The Press Council is headed by a Chairman: usually a retired judge of the Supreme Court of India (except for the first chairman, Justice J. R. Mudholkar, who was a sitting judge of Supreme Court of India in 1968). The Council consists of 28 other members of whom 20 represent the press and are nominated by the press organizations/news agencies recognized and notified by the Council as all India bodies of categories such as editors, working journalists and owners and managers of newspaper; 5 members are nominated from the two houses of Parliament and 3 represent cultural, literary and legal fields as nominees of the Sahitya Academy, University Grants Commission (U.G.C.) and the Bar Council of India. The members serve on the Council for a term of three years.

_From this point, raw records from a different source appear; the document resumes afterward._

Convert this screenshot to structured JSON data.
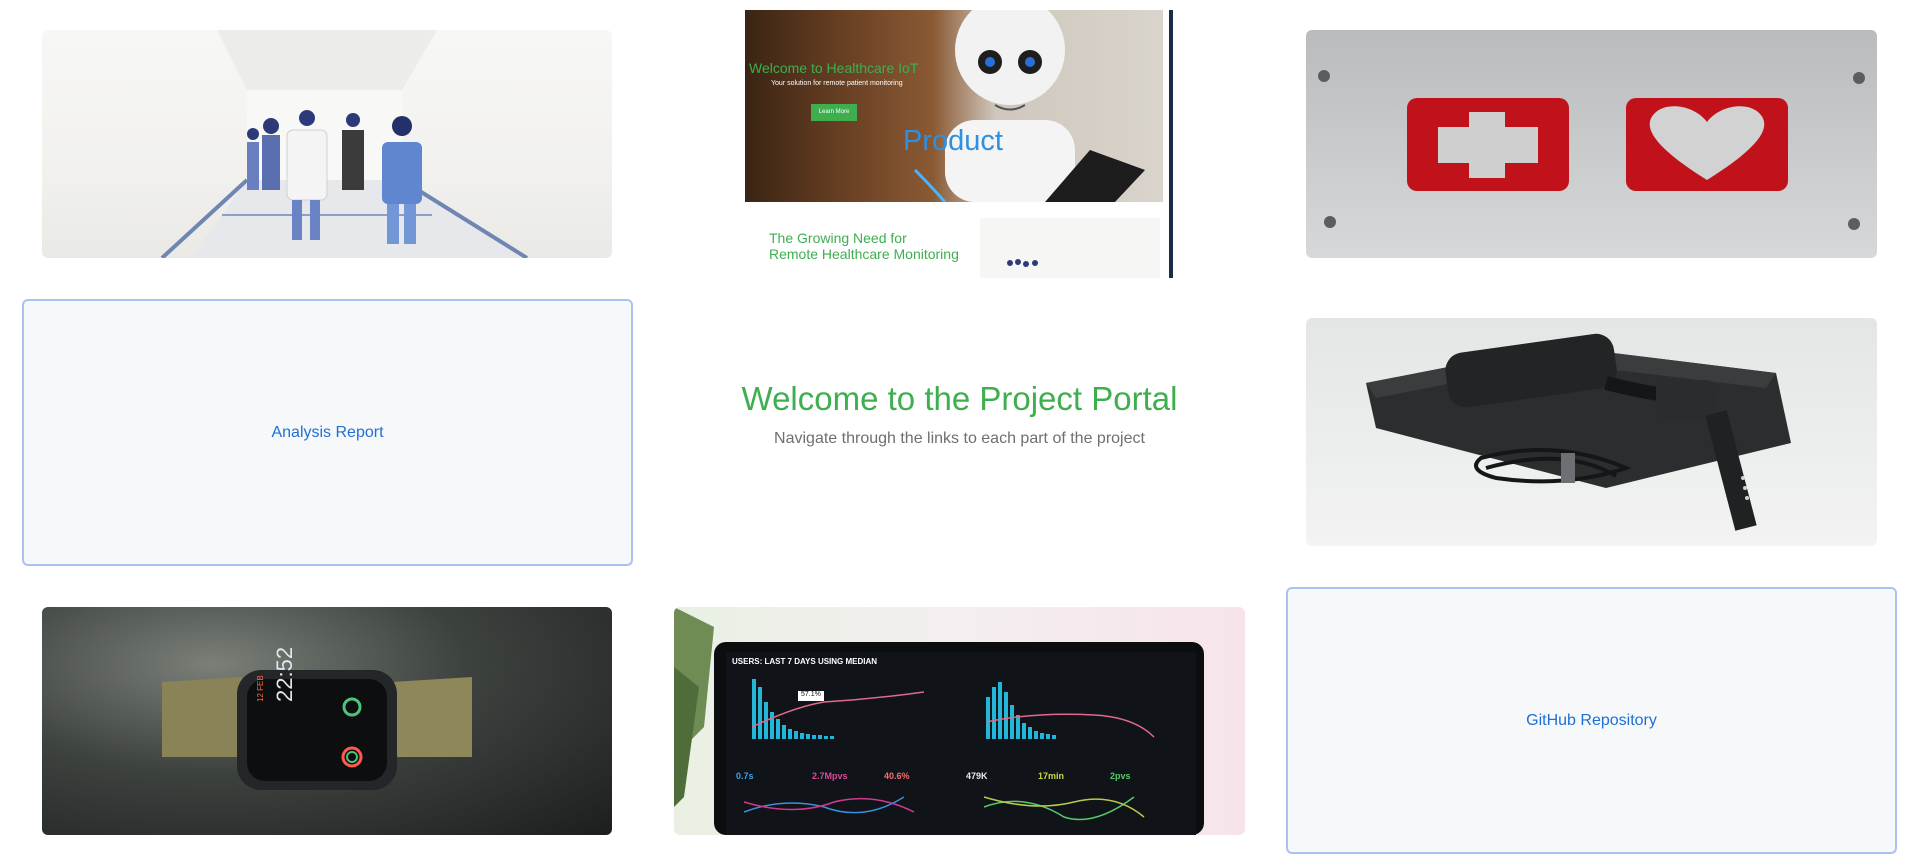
{
  "header": {
    "title": "Welcome to the Project Portal",
    "subtitle": "Navigate through the links to each part of the project"
  },
  "links": {
    "analysis": "Analysis Report",
    "github": "GitHub Repository"
  },
  "preview": {
    "hero_title": "Welcome to Healthcare IoT",
    "hero_subtitle": "Your solution for remote patient monitoring",
    "button_label": "Learn More",
    "overlay_label": "Product",
    "section_heading": "The Growing Need for Remote Healthcare Monitoring"
  },
  "watch_face": {
    "time": "22:52",
    "date": "12 FEB"
  },
  "dashboard": {
    "title": "USERS: LAST 7 DAYS USING MEDIAN",
    "callout": "57.1%",
    "metrics": [
      "0.7s",
      "2.7Mpvs",
      "40.6%",
      "479K",
      "17min",
      "2pvs"
    ]
  },
  "colors": {
    "accent_green": "#3fae4f",
    "link_blue": "#1f6fd6",
    "card_border": "#a9c2f2"
  }
}
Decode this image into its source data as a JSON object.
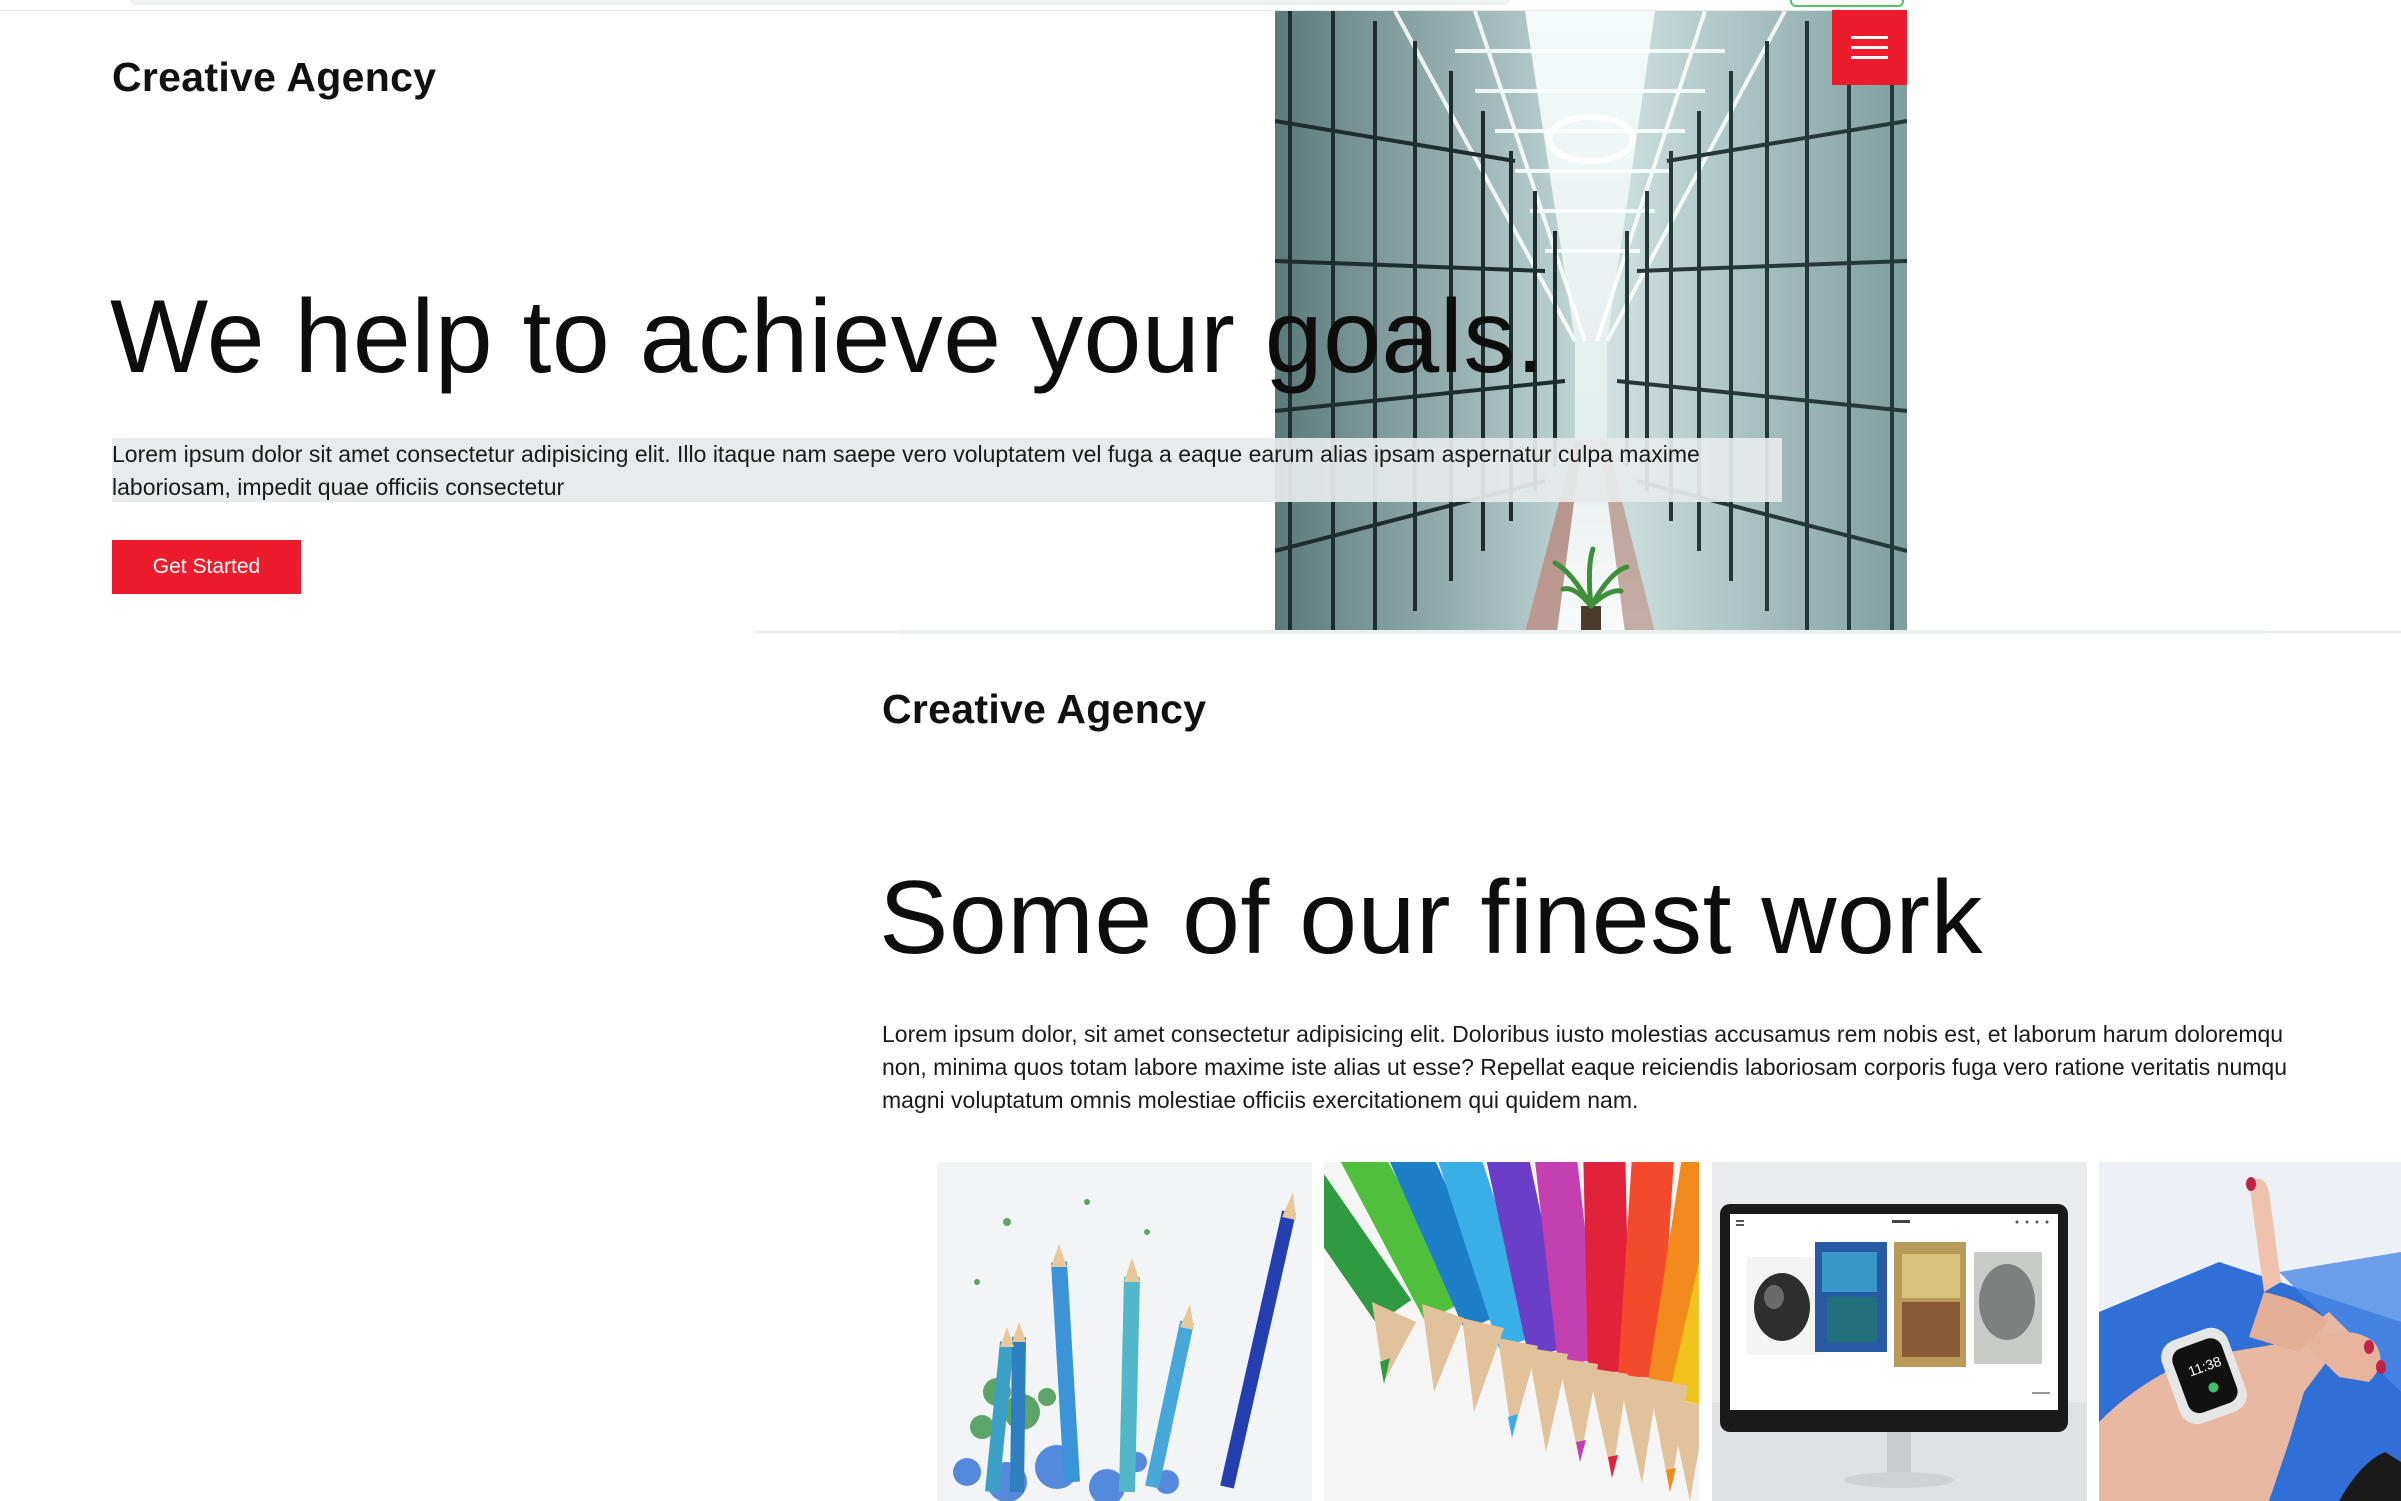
{
  "brand": {
    "name": "Creative Agency"
  },
  "hero": {
    "headline": "We help to achieve your goals.",
    "lead": "Lorem ipsum dolor sit amet consectetur adipisicing elit. Illo itaque nam saepe vero voluptatem vel fuga a eaque earum alias ipsam aspernatur culpa maxime laboriosam, impedit quae officiis consectetur",
    "cta_label": "Get Started",
    "image": "glass-atrium-building-image"
  },
  "menu": {
    "icon": "hamburger-menu-icon"
  },
  "work": {
    "headline": "Some of our finest work",
    "lead_lines": [
      "Lorem ipsum dolor, sit amet consectetur adipisicing elit. Doloribus iusto molestias accusamus rem nobis est, et laborum harum doloremqu",
      "non, minima quos totam labore maxime iste alias ut esse? Repellat eaque reiciendis laboriosam corporis fuga vero ratione veritatis numqu",
      "magni voluptatum omnis molestiae officiis exercitationem qui quidem nam."
    ],
    "gallery": [
      {
        "subject": "blue-pencils-shavings-image"
      },
      {
        "subject": "colored-pencils-image"
      },
      {
        "subject": "desktop-monitor-gallery-image"
      },
      {
        "subject": "smartwatch-wrist-image"
      }
    ]
  },
  "colors": {
    "accent": "#ec1c2d",
    "text": "#111111",
    "lead_highlight": "#e6eae9",
    "background": "#ffffff"
  }
}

The Representation of the People’s Act- The Representation of People Act, 1951(RPA) is an act of Parliament of India to provide for the conduct of elections of the Houses of Parliament and to the House or Houses of the Legislature of each State, the qualifications and disqualifications for membership of those Houses, the corrupt practices and other offences at or in connection with such elections and the decision of doubts and disputes arising out of or in connection with such elections.

 

 

Model code of conduct- The Election Commission is regarded as guardian of free and fair elections.

In every election, it issues a Model code of Conduct for political parties and candidates to conduct elections in free and fair manner.

The Commission issued the code for the first time in 1971 (5th Election) and revised it from time to time. It lay down guidelines for conduct of political parties & candidates during elections. However, there are instances of violation of code by the political parties and complaints are received for misuse of official machinery by the candidates.

The need for such code is in the interest of free and fair elections. However, the code does not have any specific statutory basis. It has only a persuasive effect. It contains what, known as “rules of electoral morality”. But this lack of statutory backing does not prevent the Commission from enforcing it.

The Model Code of Conduct for guidance of political parties and candidates is a set of norms which has been evolved with the consensus of political parties who have consented to abide by the principles embodied in the said code and also binds them to respect and observe it in its letter and spirit.

Role of Election Commission in the matter The Election Commission ensures its observance by political party in power, including ruling parties at the Centre and in the States and contesting candidates in the discharge of its constitutional duties for conducting the free, fair and peaceful elections to the Parliament and the State Legislatures under Article 324 of the Constitution of India. It is also ensured that official machinery for the electoral purposes is not misused. Further, it is also ensured that electoral offences, malpractices and corrupt practices such as impersonation, bribing and inducement of voters, threat and intimidation to the voters are prevented by all means. In case of violation, appropriate measures are taken.

The Model Code of Conduct is enforced from the date of announcement of election schedule by the Election Commission and is operational till the processes of elections are completed.

The salient features of the Model Code of Conduct lay down how political parties, contesting candidates and party(s) in power should conduct themselves during the process of elections i.e. on their general conduct during electioneering, holding meetings and processions, poll day activities and functioning of the party in power etc.